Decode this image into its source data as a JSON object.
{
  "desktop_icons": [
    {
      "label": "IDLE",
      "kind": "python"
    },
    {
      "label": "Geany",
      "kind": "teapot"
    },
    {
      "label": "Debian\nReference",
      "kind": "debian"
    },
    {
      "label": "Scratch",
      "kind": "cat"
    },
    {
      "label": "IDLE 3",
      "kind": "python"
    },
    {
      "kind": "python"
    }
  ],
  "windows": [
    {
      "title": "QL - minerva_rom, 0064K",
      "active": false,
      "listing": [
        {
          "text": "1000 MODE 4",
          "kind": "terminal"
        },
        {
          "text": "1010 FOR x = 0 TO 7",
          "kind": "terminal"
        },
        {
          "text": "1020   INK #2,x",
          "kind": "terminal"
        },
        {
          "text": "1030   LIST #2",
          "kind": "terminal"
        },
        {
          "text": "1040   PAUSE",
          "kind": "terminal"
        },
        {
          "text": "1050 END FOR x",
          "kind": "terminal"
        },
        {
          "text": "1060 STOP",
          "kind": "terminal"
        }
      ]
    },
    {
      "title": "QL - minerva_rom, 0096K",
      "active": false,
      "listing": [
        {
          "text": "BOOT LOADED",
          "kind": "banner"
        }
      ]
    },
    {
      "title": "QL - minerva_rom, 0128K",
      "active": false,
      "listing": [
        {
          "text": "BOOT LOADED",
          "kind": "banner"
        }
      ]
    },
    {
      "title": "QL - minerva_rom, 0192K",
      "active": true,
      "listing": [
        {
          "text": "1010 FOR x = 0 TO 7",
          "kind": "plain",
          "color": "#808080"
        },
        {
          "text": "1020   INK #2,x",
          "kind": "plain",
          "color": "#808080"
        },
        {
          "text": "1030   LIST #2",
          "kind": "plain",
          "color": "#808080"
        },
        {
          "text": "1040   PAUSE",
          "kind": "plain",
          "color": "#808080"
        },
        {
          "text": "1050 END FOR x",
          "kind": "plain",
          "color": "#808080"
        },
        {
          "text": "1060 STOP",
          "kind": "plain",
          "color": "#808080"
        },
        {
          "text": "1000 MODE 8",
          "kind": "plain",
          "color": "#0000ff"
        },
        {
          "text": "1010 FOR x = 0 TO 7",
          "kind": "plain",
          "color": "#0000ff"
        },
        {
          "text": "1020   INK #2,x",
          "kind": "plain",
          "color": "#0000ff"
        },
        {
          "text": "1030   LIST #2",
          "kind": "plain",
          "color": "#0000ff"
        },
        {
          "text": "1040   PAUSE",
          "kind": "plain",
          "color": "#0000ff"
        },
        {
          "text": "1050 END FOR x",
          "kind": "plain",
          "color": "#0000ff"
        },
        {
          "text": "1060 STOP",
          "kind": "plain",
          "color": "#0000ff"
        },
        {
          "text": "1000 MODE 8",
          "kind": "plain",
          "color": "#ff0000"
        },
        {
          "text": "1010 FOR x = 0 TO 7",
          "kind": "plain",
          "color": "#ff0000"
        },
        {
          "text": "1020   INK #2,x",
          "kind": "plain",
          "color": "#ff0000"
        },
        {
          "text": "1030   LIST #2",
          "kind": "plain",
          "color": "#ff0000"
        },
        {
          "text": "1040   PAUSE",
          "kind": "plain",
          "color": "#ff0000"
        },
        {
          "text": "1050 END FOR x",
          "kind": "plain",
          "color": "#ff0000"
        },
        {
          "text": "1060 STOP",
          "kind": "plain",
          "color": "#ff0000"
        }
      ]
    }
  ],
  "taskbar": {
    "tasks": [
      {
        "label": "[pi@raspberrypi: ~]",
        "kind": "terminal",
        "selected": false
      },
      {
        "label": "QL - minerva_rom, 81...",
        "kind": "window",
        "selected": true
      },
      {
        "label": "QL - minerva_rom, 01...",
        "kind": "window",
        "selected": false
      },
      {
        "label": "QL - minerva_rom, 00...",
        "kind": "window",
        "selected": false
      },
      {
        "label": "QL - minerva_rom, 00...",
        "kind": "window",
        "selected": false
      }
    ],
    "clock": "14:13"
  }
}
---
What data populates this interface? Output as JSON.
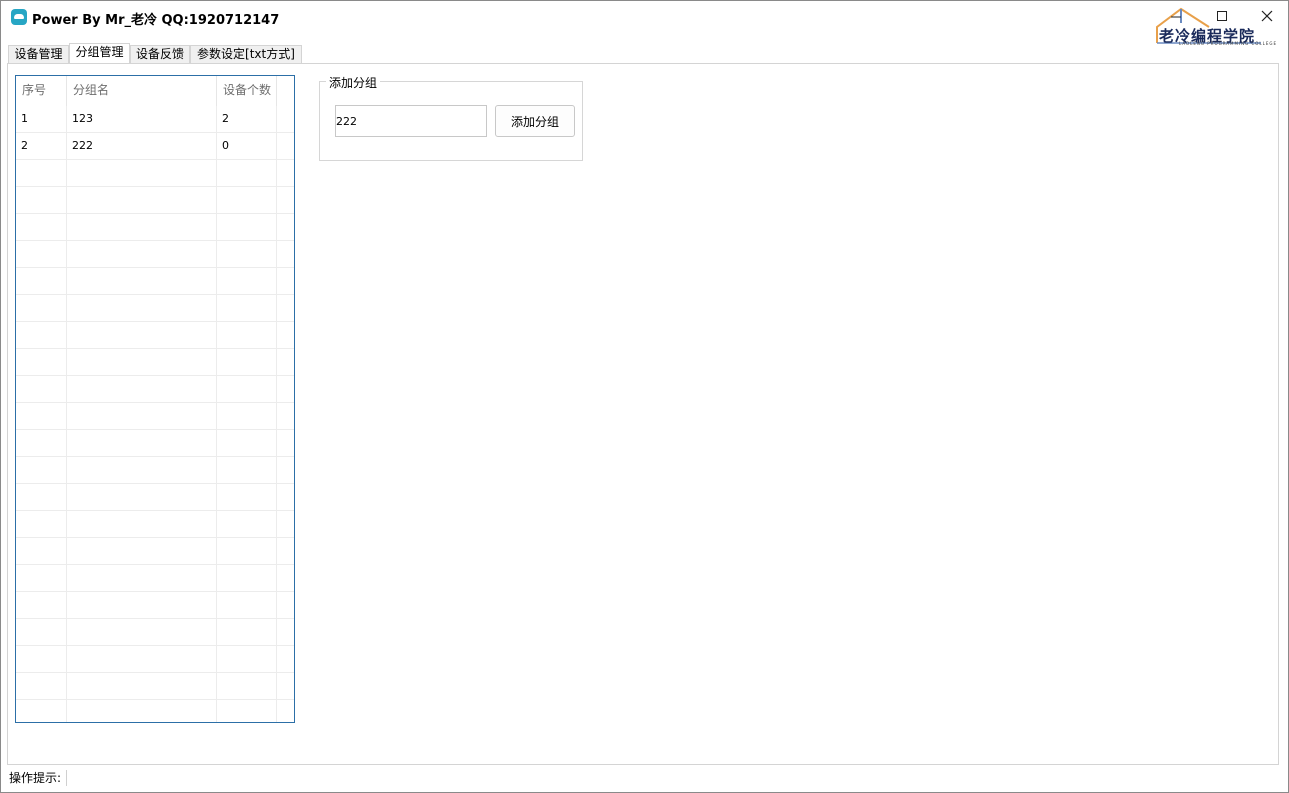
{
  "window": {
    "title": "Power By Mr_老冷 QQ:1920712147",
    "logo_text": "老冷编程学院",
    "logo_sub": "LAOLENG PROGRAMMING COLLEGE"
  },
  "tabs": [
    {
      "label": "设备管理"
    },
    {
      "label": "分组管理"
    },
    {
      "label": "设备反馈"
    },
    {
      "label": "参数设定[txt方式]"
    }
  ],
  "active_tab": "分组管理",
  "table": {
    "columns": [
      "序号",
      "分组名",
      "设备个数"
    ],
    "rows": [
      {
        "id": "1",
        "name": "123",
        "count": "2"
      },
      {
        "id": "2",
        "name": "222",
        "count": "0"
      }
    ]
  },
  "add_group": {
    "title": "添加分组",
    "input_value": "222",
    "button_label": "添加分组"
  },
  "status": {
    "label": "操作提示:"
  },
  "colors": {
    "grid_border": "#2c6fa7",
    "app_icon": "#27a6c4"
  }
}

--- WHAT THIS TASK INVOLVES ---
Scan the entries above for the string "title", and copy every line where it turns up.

--- WRITTEN ANSWER ---
      "title": "QL - minerva_rom, 0064K",
      "title": "QL - minerva_rom, 0096K",
      "title": "QL - minerva_rom, 0128K",
      "title": "QL - minerva_rom, 0192K",
    "title": "Power By Mr_老冷 QQ:1920712147",
    "title": "添加分组",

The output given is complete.